Leaked letter: UK climate minister Amber Rudd admits UK won’t meet 2020 renewables target
UK energy and climate secretary Amber Rudd has admitted that the UK won’t meet its 2020 renewables target in a private letter to colleagues leaked to The Ecologist.
The 2020 renewables target of 15% of all UK energy from renewable sources is legally binding at the EU level, and missing it could set into motion a judicial review or fines levied by the EU courts.
In the leaked letter, Rudd said the UK was currently on a trajectory to miss the target and admitted the remaining options open to the government appear insufficient to meet the shortfall.
She wrote that between 2017/18 and 2020 there is 50Twh deficit of renewable energy needed to achieve the target – a significant amount relative to the overall target.
“The trajectory currently leads to a shortfall… in our internal central forecasts (which are not public).
“Publicly we are clear that the UK continues to make progress to meet the target.” – Amber Rudd in the leaked letter
Then, while ignoring any expansion in wind or solar, Rudd outlines various options to plug the gap – but none that she mentions are able to fully do so.
She suggests that renewable heat technology would add 20Twh, bio-methane could add 2Twh over what it is already expected to perform, and that the UK could maybe – though unlikely – get around 30Twh from a European credit system. This would still leave 8 Twh under the best case scenario.
Rudd also outlines plans for interconnection with Norway to deliver 10Twh but admits this won’t be in place until after the deadline – in 2021.

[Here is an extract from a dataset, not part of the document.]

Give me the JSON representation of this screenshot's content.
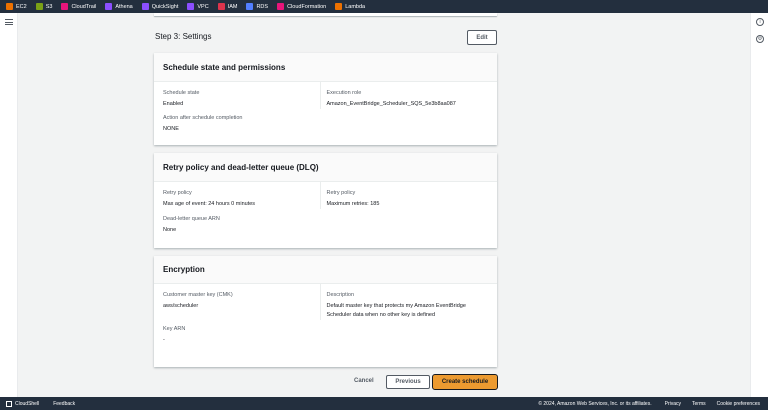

In the letter to to Cabinet colleagues Philip Hammond (foreign secretary), Oliver Letwin (Cabinet Office), Greg Hands (chief secretary to the Treasury) and Patrick McLoughlin (transport secretary) Rudd also highlights the difference about what is being said publicly and what she is prepared to tell them privately:
“The trajectory currently leads to a shortfall against the target in 2020 of around 50 TWh or 3.5% points in our internal central forecasts (which are not public).
“Publicly we are clear that the UK continues to make progress to meet the target.”
The admission – which refers to forecasts not seen by the public – comes after Rudd stressed to Parliament in June that the cuts to support for solar and onshore wind still left the UK “on course” to meet its renewable electricity targets.
The Department for Energy and Climate Change later tweeted that The Ecologist piece on the letter is misleading, confusing the overall renewable target with the electricity renewable target.
Although, 50Twh down in our energy mix, it might be difficult to meet the overall energy target unless there are huge strides ahead in heat and transport by 2020 – or renewables power generation contributes more to the overall target.
The government proposes to cut the Feed in Tariff for solar by 87%, which will affect homeowner and business rooftop solar, and curtail the Renewables Obligation by a year, which will affect onshore wind and solar farms.
Also community energy projects look less likely to get off the ground after changes to the tax relief for investors in community-owned schemes mean they are less viable.